• Problem description: Every line below that holds the word "instrument" must be listed.

• Exercise data:
★ ★ ★ ★ ★
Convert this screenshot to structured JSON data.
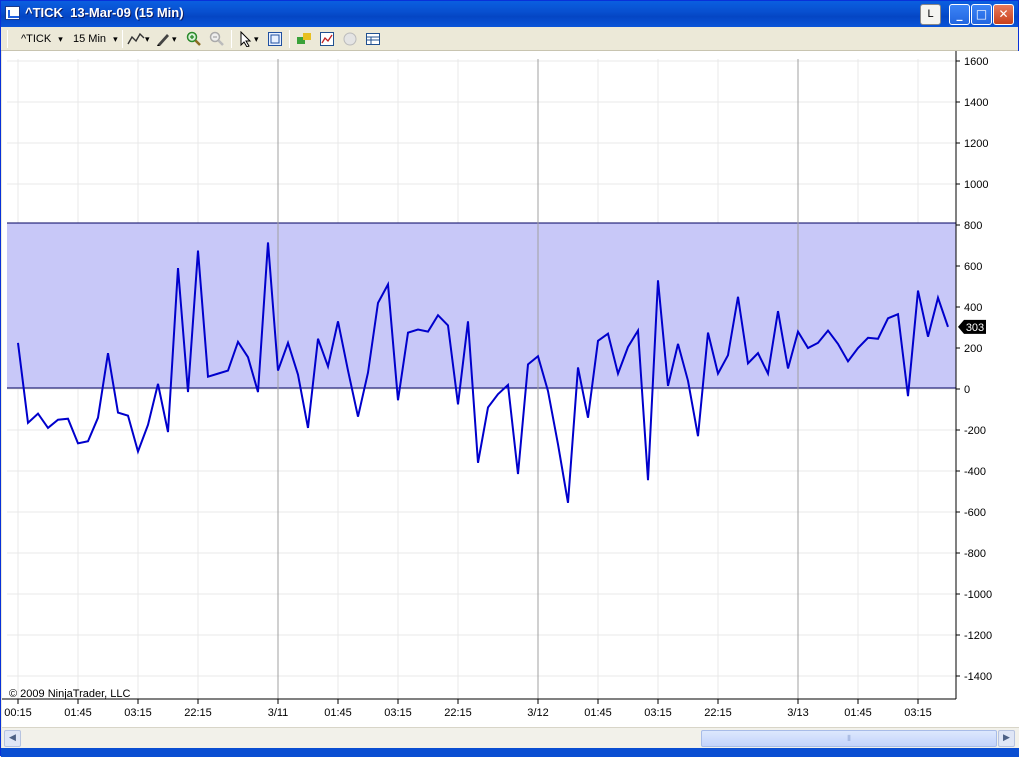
{
  "window": {
    "title": "^TICK  13-Mar-09 (15 Min)",
    "btn_l": "L",
    "btn_min": "_",
    "btn_max": "□",
    "btn_close": "✕"
  },
  "toolbar": {
    "instrument": "^TICK",
    "interval": "15 Min",
    "dropdown_arrow": "▾",
    "icons": [
      "line-drawing-icon",
      "pencil-icon",
      "zoom-in-icon",
      "zoom-out-icon",
      "pointer-icon",
      "data-box-icon",
      "instrument-link-icon",
      "chart-properties-icon",
      "circle-icon",
      "table-icon"
    ]
  },
  "scrollbar": {
    "left_arrow": "◀",
    "right_arrow": "▶",
    "grip": "⦀"
  },
  "colors": {
    "line": "#0000cc",
    "band_fill": "#c8c8f8",
    "band_edge": "#000060",
    "grid": "#e8e8e8",
    "session_line": "#a0a0a0"
  },
  "chart_data": {
    "type": "line",
    "copyright": "© 2009 NinjaTrader, LLC",
    "last_value_label": "303",
    "ylim": [
      -1500,
      1600
    ],
    "y_ticks": [
      1600,
      1400,
      1200,
      1000,
      800,
      600,
      400,
      200,
      0,
      -200,
      -400,
      -600,
      -800,
      -1000,
      -1200,
      -1400
    ],
    "band": {
      "upper": 810,
      "lower": 5
    },
    "x_labels": [
      "00:15",
      "01:45",
      "03:15",
      "22:15",
      "3/11",
      "01:45",
      "03:15",
      "22:15",
      "3/12",
      "01:45",
      "03:15",
      "22:15",
      "3/13",
      "01:45",
      "03:15"
    ],
    "x_label_bar_index": [
      0,
      6,
      12,
      18,
      26,
      32,
      38,
      44,
      52,
      58,
      64,
      70,
      78,
      84,
      90
    ],
    "session_lines_bar_index": [
      26,
      52,
      78
    ],
    "series": [
      {
        "values": [
          225,
          -165,
          -120,
          -190,
          -150,
          -145,
          -265,
          -255,
          -140,
          175,
          -115,
          -130,
          -305,
          -175,
          25,
          -210,
          590,
          -15,
          675,
          60,
          75,
          90,
          230,
          155,
          -15,
          715,
          90,
          225,
          70,
          -190,
          245,
          110,
          330,
          90,
          -135,
          80,
          420,
          510,
          -55,
          275,
          290,
          280,
          360,
          310,
          -75,
          330,
          -360,
          -90,
          -25,
          20,
          -415,
          120,
          160,
          -10,
          -270,
          -555,
          105,
          -140,
          235,
          270,
          75,
          205,
          285,
          -445,
          530,
          15,
          220,
          40,
          -230,
          275,
          75,
          165,
          450,
          125,
          175,
          75,
          380,
          100,
          280,
          200,
          225,
          285,
          220,
          135,
          200,
          250,
          245,
          345,
          365,
          -35,
          480,
          255,
          445,
          303
        ]
      }
    ]
  }
}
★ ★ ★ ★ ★
• Answer below:
    "instrument": "^TICK",
      "instrument-link-icon",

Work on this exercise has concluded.